Q: When someone says, ‘Everyone—theologians included—interprets the Bible differently,’ and he means by this that no one is able to determine what is right or wrong, what should we say?”
A: In our ecumenical times the line of reasoning that you cite is commonplace. But the logic does not follow. It is true, of course, that there are a number of different interpretations proposed by people that espouse the belief systems of various religious groups. The differences in interpretation at times may even seem miniscule, as far as the untrained observer is concerned. However, just because it is true that different interpretations exist, does not mean that one can never be certain as to which, if any, interpretations are correct.
As a matter of fact, we know that there really is only one Spirit-intended meaning for each passage in Scripture. God is never the author of confusion. When he speaks to us in his verbally inspired Word, he is using human language to convey a specific message of truth for our lives. The person who does the interpreting of Bible verses must then be very careful to “let Scripture interpret Scripture,” so that God’s truth is not perverted. This is the admonition Peter gives in his First Epistle: “If anyone speaks, he should do it as one speaking the very words of God.” Thus, even Scripture itself does not allow for multiple meanings pertaining to various doctrines. L. Berkhoff, one who has made a study of the principles of how one interprets Scripture says: “It must be maintained that Scripture, no matter how many significations separate words may have, has but one proper sense.”
How can one be sure of the proper meaning?
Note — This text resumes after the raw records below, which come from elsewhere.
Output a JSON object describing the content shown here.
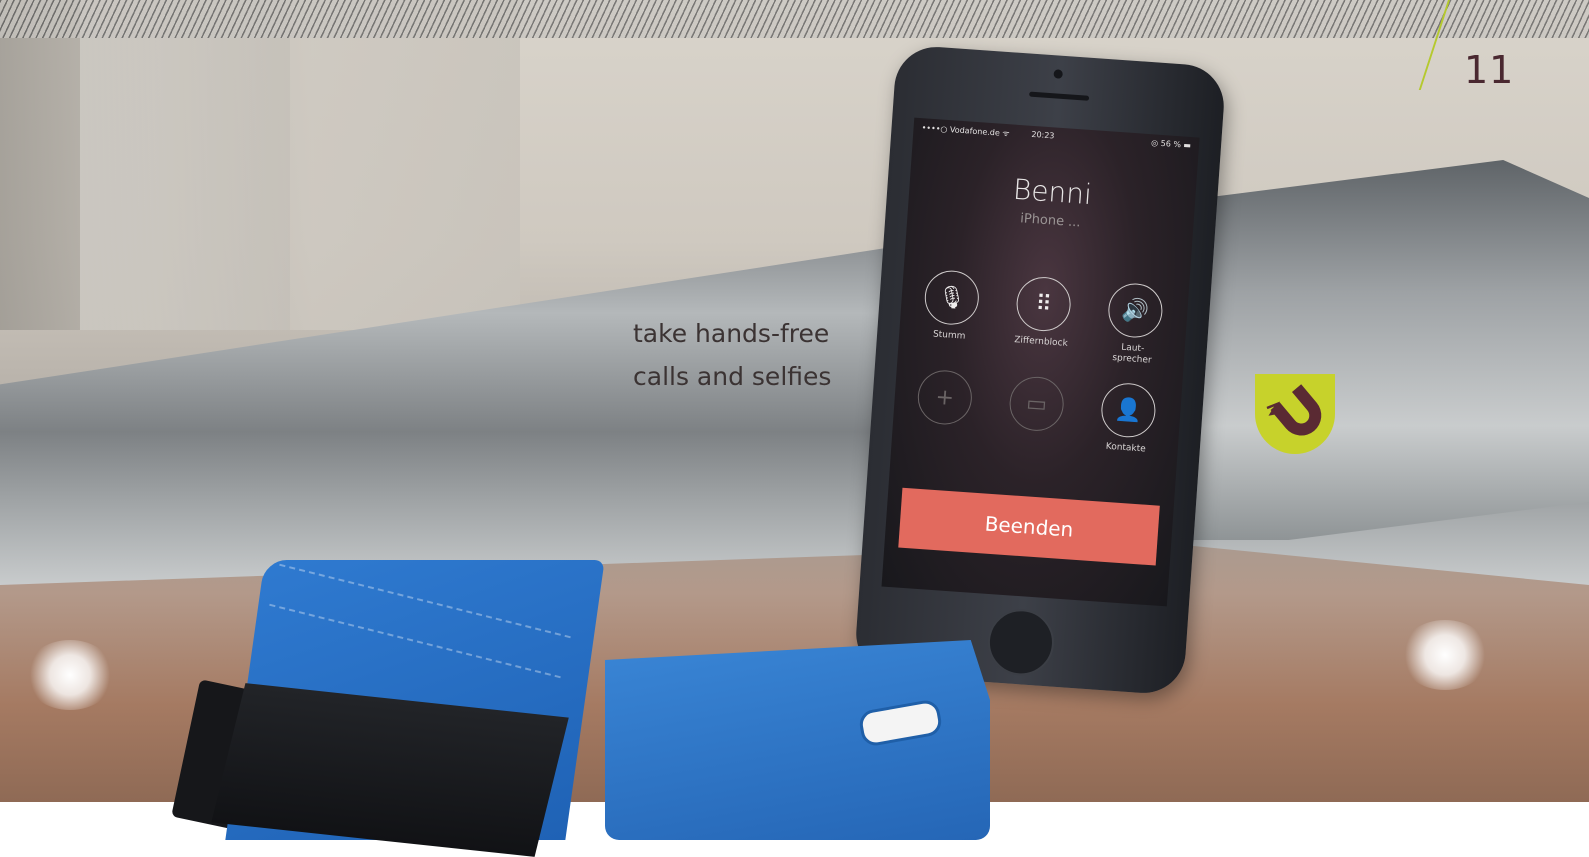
{
  "header": {
    "page_number": "11"
  },
  "tagline": {
    "line1": "take hands-free",
    "line2": "calls and selfies"
  },
  "phone": {
    "status": {
      "carrier": "••••○ Vodafone.de ᯤ",
      "time": "20:23",
      "battery": "◎ 56 % ▬"
    },
    "caller": {
      "name": "Benni",
      "subtitle": "iPhone ..."
    },
    "buttons": [
      {
        "label": "Stumm",
        "icon": "microphone-mute-icon",
        "glyph": "🎙"
      },
      {
        "label": "Ziffernblock",
        "icon": "keypad-icon",
        "glyph": "⠿"
      },
      {
        "label": "Laut-\nsprecher",
        "icon": "speaker-icon",
        "glyph": "🔊"
      },
      {
        "label": "",
        "icon": "add-call-icon",
        "glyph": "+"
      },
      {
        "label": "",
        "icon": "facetime-icon",
        "glyph": "▭"
      },
      {
        "label": "Kontakte",
        "icon": "contacts-icon",
        "glyph": "👤"
      }
    ],
    "end_button": "Beenden"
  },
  "badge": {
    "icon": "magnet-icon",
    "color": "#c7d22b",
    "magnet_color": "#5a2a33"
  },
  "colors": {
    "accent_green": "#b5c92e",
    "end_red": "#e26a5e",
    "wallet_blue": "#2a72c6"
  }
}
It is only by more and more study of God’s Word, as the Berean people were commended for in Acts 17. But as one studies Scripture, a sincere effort needs to be made in keeping outside influences and prior presuppositions from bearing on the Spirit-intended meaning of the passages.
Remember that our Lord Jesus said: “If you hold to my teaching, you are really my disciples. Then you will know the truth, and the truth will set you free” (John 8:31). After one has thoroughly studied the teachings in Scripture, then one should be confident of what the truth is, just as Jesus says. It is pure malarky for anyone to suggest that we today cannot know the truth, and therefore have to be uncertain about how boldly we confess our doctrine. A stand finally needs to be taken. But our consciences must be convinced, as Luther’s was, that our stand is resting on God’s Word alone and not human opinion.
Those who suggest that it is impossible to ascertain the truth from the Bible today, either are giving evidence of their laziness (in not wanting to do the necessary study of the Word), or else they are caving in to the unionistic pressure of not wanting to take a firm stand (for fear that “bold confessions” are divisive) .
It is not necessary for a person to have to know Hebrew and Greek before he can be assured of the truth. The whole Christian doctrine is revealed in passages that, when translated, are clear enough to both the learned and the unlearned alike. What is taught as Christian doctrine is never based on obscure verses, nor is it substantiated by only one verse alone.